I resolved to try it out for myself shortly after hearing about it, so I looked some apps up on Google Play, settling on Fiserv’s CardValet, which had been launched quietly in a January press release. Surprisingly, only 100 people had downloaded it so far, albeit to mostly positive reviews. The documentation revealed even more ambitious features beyond merely “parking” your card, such as notifications based on location or the type of merchant, and the ability to set dollar limits. So, what was the terrible catch?
Unfortunately, there was a major one: CardValet is not a universal app; it only works with debit cards for now, and only with those from selected banks that have signed up for the service.
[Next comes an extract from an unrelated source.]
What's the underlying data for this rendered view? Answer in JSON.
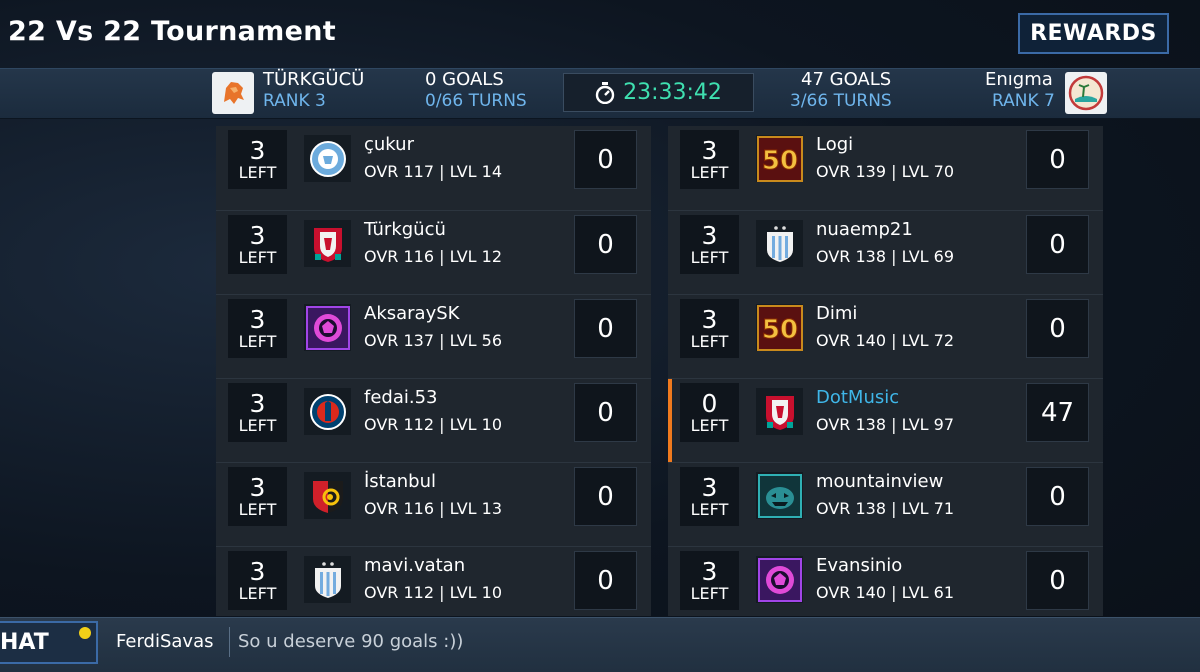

A Fiserv spokesperson confirmed that the app will eventually be expanded to include credit cards, though at launch, the focus was on debit cards in order to reach the maximum number of potential customers.
Unfortunately, plug-and-play is not the way most of these apps are going to be.
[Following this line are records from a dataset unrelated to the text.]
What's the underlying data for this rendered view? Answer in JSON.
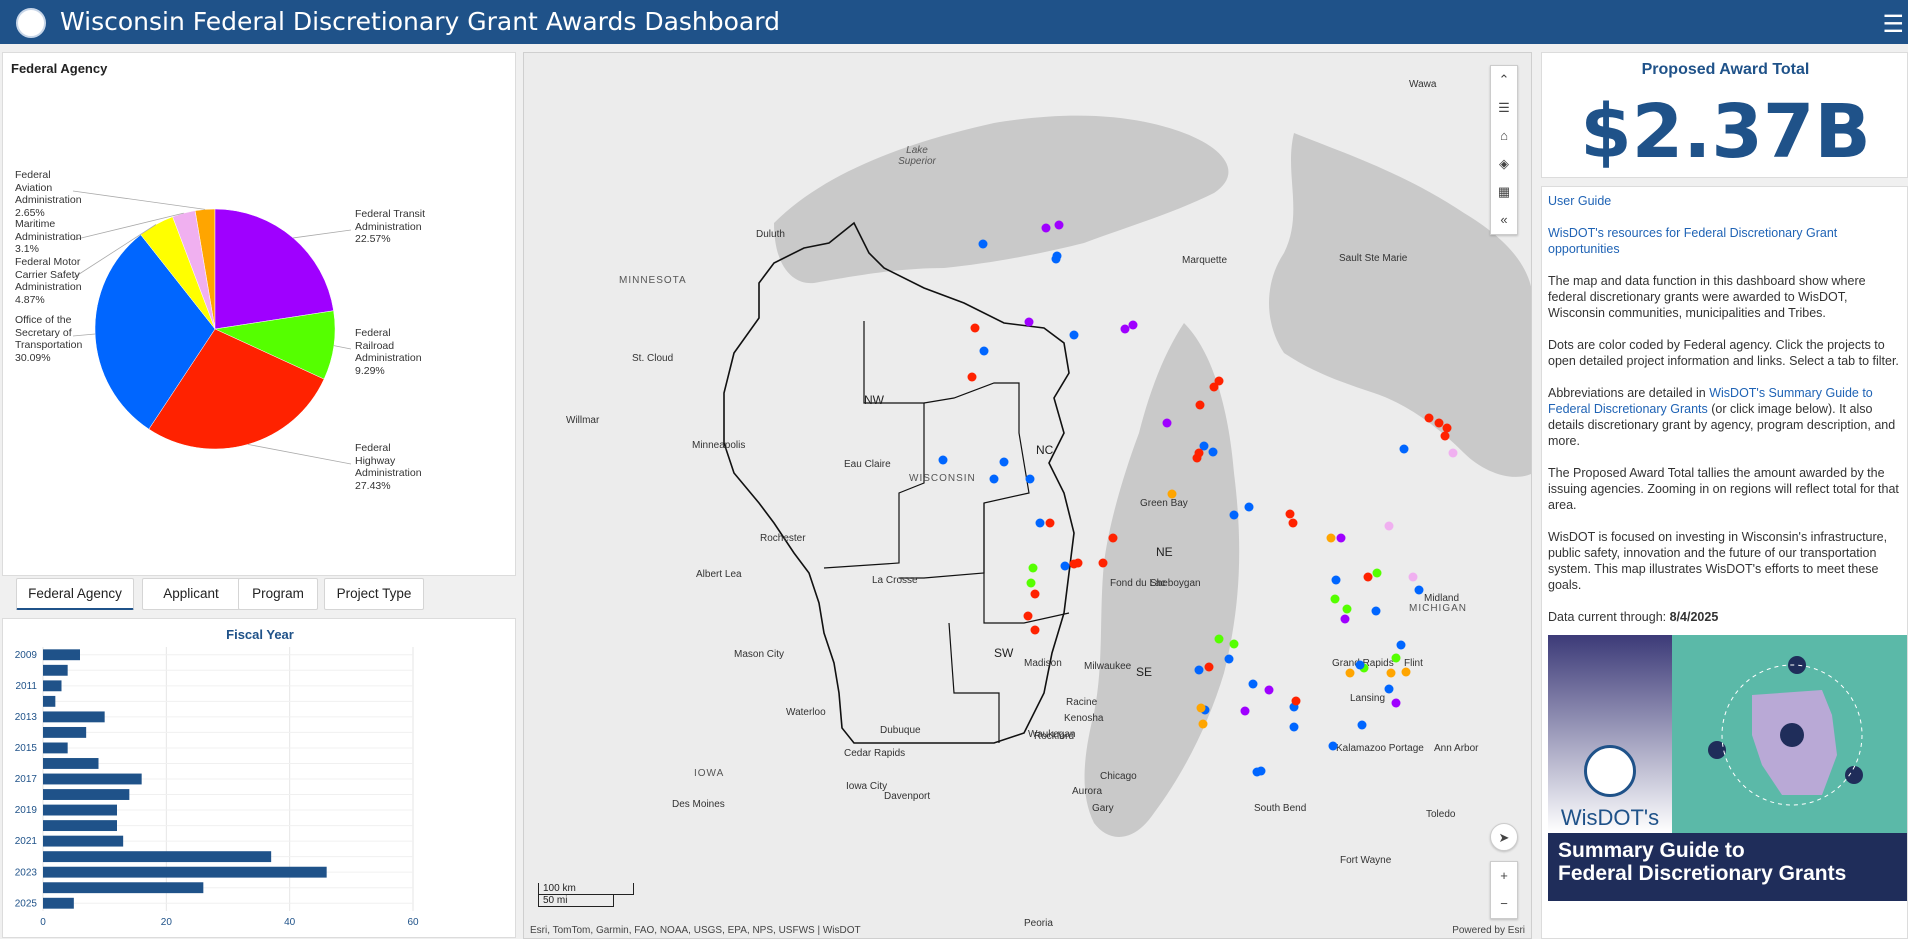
{
  "header": {
    "title": "Wisconsin Federal Discretionary Grant Awards Dashboard"
  },
  "pie": {
    "title": "Federal Agency",
    "slices": [
      {
        "name": "Federal Aviation Administration",
        "label": [
          "Federal",
          "Aviation",
          "Administration",
          "2.65%"
        ],
        "pct": 2.65,
        "color": "#ffa500"
      },
      {
        "name": "Federal Transit Administration",
        "label": [
          "Federal Transit",
          "Administration",
          "22.57%"
        ],
        "pct": 22.57,
        "color": "#9f00ff"
      },
      {
        "name": "Federal Railroad Administration",
        "label": [
          "Federal",
          "Railroad",
          "Administration",
          "9.29%"
        ],
        "pct": 9.29,
        "color": "#55ff00"
      },
      {
        "name": "Federal Highway Administration",
        "label": [
          "Federal",
          "Highway",
          "Administration",
          "27.43%"
        ],
        "pct": 27.43,
        "color": "#ff2200"
      },
      {
        "name": "Office of the Secretary of Transportation",
        "label": [
          "Office of the",
          "Secretary of",
          "Transportation",
          "30.09%"
        ],
        "pct": 30.09,
        "color": "#0066ff"
      },
      {
        "name": "Federal Motor Carrier Safety Administration",
        "label": [
          "Federal Motor",
          "Carrier Safety",
          "Administration",
          "4.87%"
        ],
        "pct": 4.87,
        "color": "#ffff00"
      },
      {
        "name": "Maritime Administration",
        "label": [
          "Maritime",
          "Administration",
          "3.1%"
        ],
        "pct": 3.1,
        "color": "#f0b0f0"
      }
    ]
  },
  "tabs": [
    "Federal Agency",
    "Applicant",
    "Program",
    "Project Type"
  ],
  "bar": {
    "title": "Fiscal Year",
    "years": [
      "2009",
      "2010",
      "2011",
      "2012",
      "2013",
      "2014",
      "2015",
      "2016",
      "2017",
      "2018",
      "2019",
      "2020",
      "2021",
      "2022",
      "2023",
      "2024",
      "2025"
    ],
    "year_labels": [
      "2009",
      "",
      "2011",
      "",
      "2013",
      "",
      "2015",
      "",
      "2017",
      "",
      "2019",
      "",
      "2021",
      "",
      "2023",
      "",
      "2025"
    ],
    "values": [
      6,
      4,
      3,
      2,
      10,
      7,
      4,
      9,
      16,
      14,
      12,
      12,
      13,
      37,
      46,
      26,
      5
    ],
    "xticks": [
      "0",
      "20",
      "40",
      "60"
    ],
    "xmax": 60,
    "color": "#1f5289"
  },
  "chart_data": {
    "type": "bar",
    "title": "Fiscal Year",
    "categories": [
      "2009",
      "2010",
      "2011",
      "2012",
      "2013",
      "2014",
      "2015",
      "2016",
      "2017",
      "2018",
      "2019",
      "2020",
      "2021",
      "2022",
      "2023",
      "2024",
      "2025"
    ],
    "values": [
      6,
      4,
      3,
      2,
      10,
      7,
      4,
      9,
      16,
      14,
      12,
      12,
      13,
      37,
      46,
      26,
      5
    ],
    "xlim": [
      0,
      60
    ],
    "orientation": "horizontal"
  },
  "map": {
    "labels": {
      "lake_superior": "Lake Superior",
      "minnesota": "MINNESOTA",
      "wisconsin": "WISCONSIN",
      "michigan": "MICHIGAN",
      "iowa": "IOWA"
    },
    "regions": [
      "NW",
      "NC",
      "NE",
      "SW",
      "SE"
    ],
    "cities": [
      "Duluth",
      "Minneapolis",
      "St. Cloud",
      "Willmar",
      "Rochester",
      "Albert Lea",
      "Mason City",
      "Waterloo",
      "Cedar Rapids",
      "Iowa City",
      "Des Moines",
      "Davenport",
      "Dubuque",
      "Rockford",
      "Aurora",
      "Chicago",
      "Gary",
      "Waukegan",
      "Kenosha",
      "Racine",
      "Milwaukee",
      "Madison",
      "La Crosse",
      "Eau Claire",
      "Green Bay",
      "Sheboygan",
      "Fond du Lac",
      "Marquette",
      "Sault Ste Marie",
      "Wawa",
      "Grand Rapids",
      "Lansing",
      "Flint",
      "Midland",
      "Kalamazoo Portage",
      "Ann Arbor",
      "South Bend",
      "Fort Wayne",
      "Toledo",
      "Peoria"
    ],
    "scale": {
      "km": "100 km",
      "mi": "50 mi"
    },
    "attribution": "Esri, TomTom, Garmin, FAO, NOAA, USGS, EPA, NPS, USFWS | WisDOT",
    "powered": "Powered by Esri"
  },
  "total": {
    "title": "Proposed Award Total",
    "value": "$2.37B"
  },
  "info": {
    "user_guide": "User Guide",
    "resources": "WisDOT's resources for Federal Discretionary Grant opportunities",
    "p1": "The map and data function in this dashboard show where federal discretionary grants were awarded to WisDOT, Wisconsin communities, municipalities and Tribes.",
    "p2": "Dots are color coded by Federal agency. Click the projects to open detailed project information and links. Select a tab to filter.",
    "p3a": "Abbreviations are detailed in ",
    "p3link": "WisDOT's Summary Guide to Federal Discretionary Grants",
    "p3b": " (or click image below). It also details discretionary grant by agency, program description, and more.",
    "p4": "The Proposed Award Total tallies the amount awarded by the issuing agencies.  Zooming in on regions will reflect total for that area.",
    "p5": "WisDOT is focused on investing in Wisconsin's infrastructure, public safety, innovation and the future of our transportation system. This map illustrates WisDOT's efforts to meet these goals.",
    "current_label": "Data current through: ",
    "current_date": "8/4/2025",
    "guide_brand": "WisDOT's",
    "guide_title1": "Summary Guide to",
    "guide_title2": "Federal Discretionary Grants"
  }
}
That part is actually a smart move, because in addition to representing a higher proportion of transactions (38% of all payments in the U.S. versus 21% for credit), debit cards also tend to suffer from inferior protection against fraud, opening you to potentially limitless liability if not reported quickly. What’s more, in the meantime, you are not just disputing a charge on a bill – your money is actually gone. So as the more urgent of the two problems for consumers, attacking debit first in a consumer app makes sense.
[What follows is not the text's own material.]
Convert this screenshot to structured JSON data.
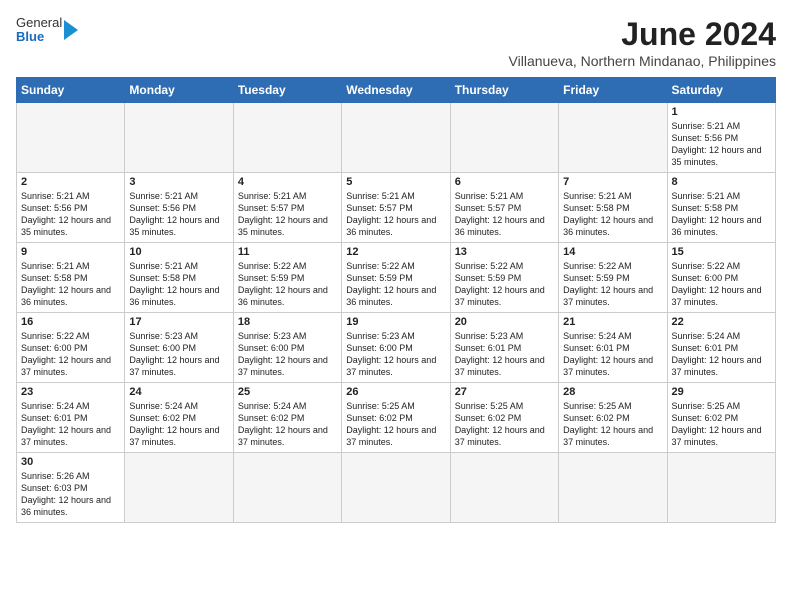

Now, with the shift to EMV (chip-based “smart” cards) already under way, you might wonder: What’s the use of this kind of app? Aren’t the new cards going to protect me already? The answer is only partly; EMV does a great job of stopping card fraud at the point of sale using cloned cards, but it’s no good at all against online fraud. In fact, in countries where they’ve had time to study the effect of EMV, one very consistent pattern is that shortly after the new technology’s introduction, most card fraud migrates online or overseas.
In other words, the criminals will still steal your card data one way or another, and then instead of cloning a physical card, they’ll use it online, where EMV is not enforced. Parking your card would be one way to close that wide-open backdoor.
But, back to the one major problem: Without some cooperation and standardization, a card-parking app is going to be a tough sell. In my attempt to try CardValet, for example, if my bank hadn’t signed up with the service, I was out of luck. The way that works isn’t Fiserv’s fault – no bank is going to let an app go in and start manipulating account information without some ironclad agreements and protections in place behind the scenes, and frankly, that’s the way it should be.
What it means, though, is that my ideal scenario – being able to turn ALL of my cards on or off from one place, rather than relying on an army of competing apps for each card – seems unlikely in the near future. I’d wager most of us would want the same thing; and since most Americans also have more than one card, that could present a major pain point in the coming years. Perhaps one day, a single app, or a combination of two or three, will build enough momentum to reach the critical mass where they become convenient and near-universal. Until then, however long it takes – 18 months? Years? Decades? – credit-card parking may remain a great technology in waiting.